Focus: You are a pioneer in your field—what was it like to break through in an industry dominated by men?
Bennett: It was challenging! I really didn’t have a clue what I was getting into. I had to be the BEST and couldn’t give anyone a reason to get rid of me. But the harder they were on me, the stronger I became. And, even today, I’m always still under the microscope.
Focus: How has tenacity, or “the push” as you call it, set Benkari ahead of the rest?
Bennett: Tenacity is my middle name. Leadership starts from the top down. I have to set the example for our leadership team, and I set a high bar with very high standards. I push myself, and anyone on the Benkari team should expect to be pushed as well.
There have been major changes in the codes, standards and technology since my entry into the industry 40 years ago. To stay ahead of the game, we have memberships in every association in our industry. Through these memberships our team attends conferences where they are able to interact with larger companies, learning from them and bringing that knowledge back to Benkari. I’m still in school. We require all team members to know and have all local and federally required certifications and licenses.
Focus: As a small business owner, explain to us the importance of empowered employees.
Bennett: As a small business owner, I have to wear multiple hats, and I expect my team to do the same. We train our best to become leaders if they express a desire to grow with us.
I find it both interesting and amazing they want to stick and stay with Benkari. I’ve been told that we have given opportunities for self-growth in a career that they would not have had in a larger company; where they would have only been a number.
Superior performance is the result of skilled, experienced employees who feel valued. Benkari ascribes to the motto, “360 degrees of insight,” where every employee is encouraged to provide opinions on work approaches and process improvement. We value our employees and provide professional development opportunities, including education and mentoring to help them fully achieve their personal and professional potential.
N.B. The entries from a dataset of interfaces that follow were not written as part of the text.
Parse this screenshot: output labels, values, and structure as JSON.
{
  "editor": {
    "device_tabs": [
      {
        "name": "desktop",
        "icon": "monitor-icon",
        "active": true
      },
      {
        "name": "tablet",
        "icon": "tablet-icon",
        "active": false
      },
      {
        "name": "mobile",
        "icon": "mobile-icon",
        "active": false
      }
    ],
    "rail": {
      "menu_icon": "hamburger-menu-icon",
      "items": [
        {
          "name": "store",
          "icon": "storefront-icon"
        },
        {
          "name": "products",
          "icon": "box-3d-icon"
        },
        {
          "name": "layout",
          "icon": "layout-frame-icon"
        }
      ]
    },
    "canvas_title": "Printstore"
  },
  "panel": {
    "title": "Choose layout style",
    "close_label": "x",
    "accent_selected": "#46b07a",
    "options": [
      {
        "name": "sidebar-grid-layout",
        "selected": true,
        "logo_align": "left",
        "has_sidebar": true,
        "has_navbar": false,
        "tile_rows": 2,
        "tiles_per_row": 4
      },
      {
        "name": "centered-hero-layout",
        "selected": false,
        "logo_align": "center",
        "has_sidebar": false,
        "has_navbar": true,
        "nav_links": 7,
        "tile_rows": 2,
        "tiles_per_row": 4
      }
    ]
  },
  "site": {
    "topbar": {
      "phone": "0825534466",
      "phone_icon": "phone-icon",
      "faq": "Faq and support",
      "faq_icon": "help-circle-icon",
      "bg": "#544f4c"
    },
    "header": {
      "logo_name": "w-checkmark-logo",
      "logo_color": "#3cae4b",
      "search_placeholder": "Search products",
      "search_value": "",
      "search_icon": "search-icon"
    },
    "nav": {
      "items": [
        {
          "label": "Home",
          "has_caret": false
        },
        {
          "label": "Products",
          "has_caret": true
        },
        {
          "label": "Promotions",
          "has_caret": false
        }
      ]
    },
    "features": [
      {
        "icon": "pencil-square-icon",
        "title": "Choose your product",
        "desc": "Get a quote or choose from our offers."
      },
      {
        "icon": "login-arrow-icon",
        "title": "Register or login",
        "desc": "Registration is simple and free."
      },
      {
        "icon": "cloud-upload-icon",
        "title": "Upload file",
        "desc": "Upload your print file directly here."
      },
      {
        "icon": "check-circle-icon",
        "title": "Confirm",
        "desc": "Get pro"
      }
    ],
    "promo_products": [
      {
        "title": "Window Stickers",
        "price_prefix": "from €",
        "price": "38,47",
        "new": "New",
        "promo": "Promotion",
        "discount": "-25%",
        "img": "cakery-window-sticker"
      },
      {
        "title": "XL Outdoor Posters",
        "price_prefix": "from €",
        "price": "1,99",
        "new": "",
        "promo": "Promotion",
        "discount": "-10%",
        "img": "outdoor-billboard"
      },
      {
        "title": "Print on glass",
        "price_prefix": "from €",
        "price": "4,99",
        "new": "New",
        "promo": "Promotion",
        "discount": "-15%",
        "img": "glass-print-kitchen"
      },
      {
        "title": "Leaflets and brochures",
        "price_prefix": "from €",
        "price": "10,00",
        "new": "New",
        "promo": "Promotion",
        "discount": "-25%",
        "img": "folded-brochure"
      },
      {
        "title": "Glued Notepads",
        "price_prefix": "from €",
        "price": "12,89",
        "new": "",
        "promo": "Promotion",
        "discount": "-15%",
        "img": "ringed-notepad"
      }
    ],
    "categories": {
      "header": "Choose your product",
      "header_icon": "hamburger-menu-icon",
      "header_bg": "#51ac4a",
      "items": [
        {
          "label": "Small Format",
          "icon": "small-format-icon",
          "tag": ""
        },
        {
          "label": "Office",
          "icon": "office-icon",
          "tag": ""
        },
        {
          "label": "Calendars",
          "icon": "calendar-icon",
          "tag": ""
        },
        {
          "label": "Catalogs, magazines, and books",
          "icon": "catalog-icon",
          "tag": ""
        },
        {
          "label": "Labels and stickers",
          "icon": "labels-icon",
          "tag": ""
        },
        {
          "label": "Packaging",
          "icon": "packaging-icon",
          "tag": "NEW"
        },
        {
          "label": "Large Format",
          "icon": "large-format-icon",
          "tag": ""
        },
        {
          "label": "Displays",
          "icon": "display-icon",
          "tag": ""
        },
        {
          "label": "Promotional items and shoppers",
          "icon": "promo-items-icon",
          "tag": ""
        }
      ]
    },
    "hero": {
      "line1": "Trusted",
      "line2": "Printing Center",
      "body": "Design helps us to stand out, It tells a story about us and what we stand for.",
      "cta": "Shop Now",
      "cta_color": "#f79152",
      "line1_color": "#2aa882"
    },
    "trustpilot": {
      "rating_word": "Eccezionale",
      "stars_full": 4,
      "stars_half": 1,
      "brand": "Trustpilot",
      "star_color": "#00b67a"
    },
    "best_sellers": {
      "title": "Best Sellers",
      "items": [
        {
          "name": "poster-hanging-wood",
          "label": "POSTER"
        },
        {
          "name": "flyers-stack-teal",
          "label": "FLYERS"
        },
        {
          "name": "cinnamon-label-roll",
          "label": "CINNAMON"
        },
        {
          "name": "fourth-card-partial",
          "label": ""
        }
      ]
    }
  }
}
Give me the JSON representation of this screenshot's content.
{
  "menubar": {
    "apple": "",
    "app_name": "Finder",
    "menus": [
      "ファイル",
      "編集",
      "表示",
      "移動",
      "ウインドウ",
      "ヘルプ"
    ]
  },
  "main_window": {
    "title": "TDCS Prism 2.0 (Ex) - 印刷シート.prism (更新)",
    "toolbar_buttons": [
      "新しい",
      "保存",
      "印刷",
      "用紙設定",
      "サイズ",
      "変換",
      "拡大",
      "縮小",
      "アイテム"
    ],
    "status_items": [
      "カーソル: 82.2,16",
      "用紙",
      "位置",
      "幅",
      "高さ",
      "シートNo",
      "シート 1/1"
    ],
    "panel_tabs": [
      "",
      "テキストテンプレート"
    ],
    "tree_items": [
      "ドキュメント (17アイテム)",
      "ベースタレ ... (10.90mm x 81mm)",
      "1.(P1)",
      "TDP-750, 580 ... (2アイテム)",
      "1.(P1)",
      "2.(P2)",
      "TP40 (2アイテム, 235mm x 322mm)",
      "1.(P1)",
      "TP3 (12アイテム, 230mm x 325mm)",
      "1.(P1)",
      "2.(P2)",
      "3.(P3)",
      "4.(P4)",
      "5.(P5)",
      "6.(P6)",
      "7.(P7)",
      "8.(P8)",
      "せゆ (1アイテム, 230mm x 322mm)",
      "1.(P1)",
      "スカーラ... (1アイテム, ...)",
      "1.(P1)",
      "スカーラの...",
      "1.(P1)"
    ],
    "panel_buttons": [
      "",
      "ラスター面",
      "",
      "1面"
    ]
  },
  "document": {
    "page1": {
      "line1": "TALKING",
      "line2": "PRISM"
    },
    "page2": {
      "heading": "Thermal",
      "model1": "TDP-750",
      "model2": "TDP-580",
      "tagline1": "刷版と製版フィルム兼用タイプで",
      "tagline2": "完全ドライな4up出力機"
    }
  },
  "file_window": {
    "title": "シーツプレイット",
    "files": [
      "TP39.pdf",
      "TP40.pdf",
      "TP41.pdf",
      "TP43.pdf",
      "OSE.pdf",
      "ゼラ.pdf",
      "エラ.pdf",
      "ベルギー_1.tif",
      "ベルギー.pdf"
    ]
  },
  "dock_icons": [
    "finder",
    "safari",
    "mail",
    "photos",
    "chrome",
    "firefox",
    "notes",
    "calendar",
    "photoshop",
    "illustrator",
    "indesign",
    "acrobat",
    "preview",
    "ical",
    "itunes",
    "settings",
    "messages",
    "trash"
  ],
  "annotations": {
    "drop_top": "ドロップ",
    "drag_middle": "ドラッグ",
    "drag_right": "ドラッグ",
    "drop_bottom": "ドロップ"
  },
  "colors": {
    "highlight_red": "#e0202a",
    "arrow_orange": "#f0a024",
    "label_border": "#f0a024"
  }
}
Focus: How did you build the Benkari management team and what do you do to retain them?
Bennett: As a union contractor we have the benefit of recruiting our labor from the Plumbers Local 98. Over the years we’ve weeded out those who don’t share our core values and understand our vision. We have the BEST and hold on to them by giving them increased opportunities for growth through continuing education, responsibilities, company vehicles and raises. And when we are awarded long term contracts it provides job security. Our blessings are that they want to stick and stay with us.
Focus: As one of America’s few women and minority-owned and operated, self-performing, union mechanical contractors, what are some words of wisdom for other women entrepreneurs striving for greatness?
Bennett: Never give up on your dream! If it was easy, anyone and everyone would do it. I have invested in me; I am Benkari; and I believe in the man above. Without Him it would not have been possible. That’s my story, but it could be a whole different story for someone else.
I am living the impossible dream and have reached an unreachable star. Any woman can do that if they want it bad enough.
Focus: In what ways has SBAM helped elevated your business?
Bennett: I became aware of SBAM when Benkari was honored as one of Michigan’s Top 50 Small Businesses to Watch 2018. In 2019, I was awarded SBA’s Woman of The Year award. These tremendous recognitions boosted Benkari’s profile and are a source of pride for our team.
In 2019, I attended my first SBAM luncheon as a guest and was so impressed that I joined. Now in 2020 you are interviewing me! I’m glad you have asked this question as I believe SBAM can elevate Benkari even further.
Bona Van Dis is the editor of SBAM.
*Originally featured in Focus Magazine.